    “The crises of the Syrian refugees is of our own making.” We, as a nation, collectively elected Obama and are therefore responsible for his actions. When he tried to topple Assad by arming “moderate” rebels whose weapons and services often wound up in the hands of IS, huge refugee flows were created.

    It does not follow, however, that we have “a responsibility to take in refugees”. That’s an illogical and unimaginative response that fails to maximize our aid to refugees. We can provide refuge for a far larger number of Obama’s refugees by contributing to refugee camps in Lebanon, Jordan, and Turkey. Money, for instance the cost of educating refugee children, goes much further there than here. Refugees, by definition, need refuge not a costly upgrade to a US standard of living.

    • biloki

      You can do better than lies and fear mongering can’t you?

      • strayaway

        I’m not sure what fears I invoked in your reading of my post. What lies? Did Obama not fund ‘moderates’ to overthrow Assad? Didn’t a lot of their supplies and many moderates wind up in the service of IS? Those are facts not lies. One way or another, weapons and training provided moderates expanded a civil war, left a vacuum for IS to fill in Syria, and resulted in refugees. I didn’t even vote for Obama but think we as a nation are responsible for his destructive policies. I’m looking for the most cost efficient way of helping as many refugees as possible. That would be to care for them there.

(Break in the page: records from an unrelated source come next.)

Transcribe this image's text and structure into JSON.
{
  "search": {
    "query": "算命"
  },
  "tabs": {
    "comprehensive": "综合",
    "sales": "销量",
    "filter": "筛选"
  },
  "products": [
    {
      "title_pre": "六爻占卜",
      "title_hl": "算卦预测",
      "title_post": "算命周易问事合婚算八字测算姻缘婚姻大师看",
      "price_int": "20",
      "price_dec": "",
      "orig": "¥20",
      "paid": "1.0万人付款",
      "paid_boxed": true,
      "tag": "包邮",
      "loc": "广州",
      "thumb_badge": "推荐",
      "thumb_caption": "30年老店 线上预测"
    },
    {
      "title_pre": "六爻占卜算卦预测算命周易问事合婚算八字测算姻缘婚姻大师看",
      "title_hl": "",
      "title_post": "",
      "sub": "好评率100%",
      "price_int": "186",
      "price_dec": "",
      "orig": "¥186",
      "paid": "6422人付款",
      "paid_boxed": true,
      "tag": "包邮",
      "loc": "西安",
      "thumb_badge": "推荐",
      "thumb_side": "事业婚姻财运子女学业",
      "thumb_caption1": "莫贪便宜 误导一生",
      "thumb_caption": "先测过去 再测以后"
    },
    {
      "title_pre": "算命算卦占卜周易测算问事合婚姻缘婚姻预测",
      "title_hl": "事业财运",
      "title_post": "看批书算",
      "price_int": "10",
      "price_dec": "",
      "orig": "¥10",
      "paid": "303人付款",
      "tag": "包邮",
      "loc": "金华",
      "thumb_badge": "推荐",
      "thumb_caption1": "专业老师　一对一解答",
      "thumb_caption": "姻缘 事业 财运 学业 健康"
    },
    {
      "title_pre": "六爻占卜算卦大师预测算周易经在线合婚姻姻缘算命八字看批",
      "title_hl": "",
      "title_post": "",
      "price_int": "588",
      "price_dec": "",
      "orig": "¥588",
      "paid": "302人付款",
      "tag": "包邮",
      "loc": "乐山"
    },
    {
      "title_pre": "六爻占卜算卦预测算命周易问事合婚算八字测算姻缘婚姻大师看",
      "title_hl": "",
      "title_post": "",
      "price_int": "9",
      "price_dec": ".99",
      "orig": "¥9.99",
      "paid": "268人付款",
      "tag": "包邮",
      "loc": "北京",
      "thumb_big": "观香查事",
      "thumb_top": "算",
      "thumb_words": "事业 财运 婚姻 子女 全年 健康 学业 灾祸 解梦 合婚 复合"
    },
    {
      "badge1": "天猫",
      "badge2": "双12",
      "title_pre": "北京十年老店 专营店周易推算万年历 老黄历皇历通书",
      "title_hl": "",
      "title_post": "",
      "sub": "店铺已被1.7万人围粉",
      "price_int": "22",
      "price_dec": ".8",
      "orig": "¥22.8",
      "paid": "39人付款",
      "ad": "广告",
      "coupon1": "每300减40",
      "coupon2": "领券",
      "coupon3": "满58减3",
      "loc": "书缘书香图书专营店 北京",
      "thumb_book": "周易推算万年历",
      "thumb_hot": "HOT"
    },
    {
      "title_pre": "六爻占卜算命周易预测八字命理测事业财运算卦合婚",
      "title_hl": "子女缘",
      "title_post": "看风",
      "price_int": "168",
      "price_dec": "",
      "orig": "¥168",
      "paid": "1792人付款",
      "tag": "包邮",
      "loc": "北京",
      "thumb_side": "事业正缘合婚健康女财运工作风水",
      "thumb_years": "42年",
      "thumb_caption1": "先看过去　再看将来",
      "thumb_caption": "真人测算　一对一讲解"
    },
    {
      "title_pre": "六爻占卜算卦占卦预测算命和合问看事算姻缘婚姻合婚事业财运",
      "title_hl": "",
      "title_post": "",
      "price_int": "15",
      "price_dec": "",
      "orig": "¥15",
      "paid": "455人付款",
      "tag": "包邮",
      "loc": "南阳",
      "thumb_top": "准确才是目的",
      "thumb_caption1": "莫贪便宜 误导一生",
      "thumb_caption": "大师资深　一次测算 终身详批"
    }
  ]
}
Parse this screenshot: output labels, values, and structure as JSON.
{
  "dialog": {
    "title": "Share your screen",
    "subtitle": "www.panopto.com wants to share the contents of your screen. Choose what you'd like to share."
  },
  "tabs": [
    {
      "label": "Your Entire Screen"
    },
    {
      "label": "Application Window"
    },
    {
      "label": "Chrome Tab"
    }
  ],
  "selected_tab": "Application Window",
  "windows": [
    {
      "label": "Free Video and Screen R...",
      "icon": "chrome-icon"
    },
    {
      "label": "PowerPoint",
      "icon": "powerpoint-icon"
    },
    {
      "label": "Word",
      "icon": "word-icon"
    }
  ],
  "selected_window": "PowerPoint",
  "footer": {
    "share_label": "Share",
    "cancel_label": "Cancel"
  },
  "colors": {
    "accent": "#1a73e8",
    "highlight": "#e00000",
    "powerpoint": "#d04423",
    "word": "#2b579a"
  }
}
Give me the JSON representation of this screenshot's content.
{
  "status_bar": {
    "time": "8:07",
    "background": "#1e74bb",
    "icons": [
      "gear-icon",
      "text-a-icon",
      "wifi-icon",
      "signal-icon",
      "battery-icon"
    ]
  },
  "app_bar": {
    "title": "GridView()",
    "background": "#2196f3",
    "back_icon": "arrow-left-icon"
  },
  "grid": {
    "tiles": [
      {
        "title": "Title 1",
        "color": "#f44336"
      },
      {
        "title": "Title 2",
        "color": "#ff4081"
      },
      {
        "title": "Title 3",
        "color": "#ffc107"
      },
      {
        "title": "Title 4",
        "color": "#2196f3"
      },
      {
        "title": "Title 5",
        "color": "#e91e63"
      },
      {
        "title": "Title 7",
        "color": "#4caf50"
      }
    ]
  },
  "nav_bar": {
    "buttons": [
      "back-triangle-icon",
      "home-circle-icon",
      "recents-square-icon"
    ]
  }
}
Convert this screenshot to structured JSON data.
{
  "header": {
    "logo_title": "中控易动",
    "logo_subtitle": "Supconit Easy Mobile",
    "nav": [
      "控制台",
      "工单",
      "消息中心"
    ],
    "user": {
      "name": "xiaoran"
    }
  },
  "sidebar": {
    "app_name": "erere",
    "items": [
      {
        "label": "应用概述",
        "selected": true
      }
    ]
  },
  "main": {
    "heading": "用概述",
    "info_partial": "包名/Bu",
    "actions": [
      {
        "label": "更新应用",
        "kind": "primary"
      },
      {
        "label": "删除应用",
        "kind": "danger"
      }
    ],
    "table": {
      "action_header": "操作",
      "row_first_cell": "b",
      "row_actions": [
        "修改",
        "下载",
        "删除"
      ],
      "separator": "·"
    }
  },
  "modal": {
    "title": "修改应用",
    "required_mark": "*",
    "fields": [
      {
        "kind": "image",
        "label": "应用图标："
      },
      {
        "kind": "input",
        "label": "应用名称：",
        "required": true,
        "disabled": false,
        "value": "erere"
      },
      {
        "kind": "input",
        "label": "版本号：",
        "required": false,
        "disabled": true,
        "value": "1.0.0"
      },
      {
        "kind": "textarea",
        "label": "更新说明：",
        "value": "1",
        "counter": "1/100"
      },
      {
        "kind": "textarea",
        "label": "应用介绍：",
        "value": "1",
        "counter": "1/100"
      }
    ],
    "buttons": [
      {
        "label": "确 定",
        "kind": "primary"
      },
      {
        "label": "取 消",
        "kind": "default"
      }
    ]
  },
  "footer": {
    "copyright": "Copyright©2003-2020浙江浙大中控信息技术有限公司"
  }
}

        As Trey Gowdy put it more succinctly, “The president says we are scared of widows and orphans,” “With all due respect to him, what I’m really afraid of is a foreign policy that creates more widows and orphans.”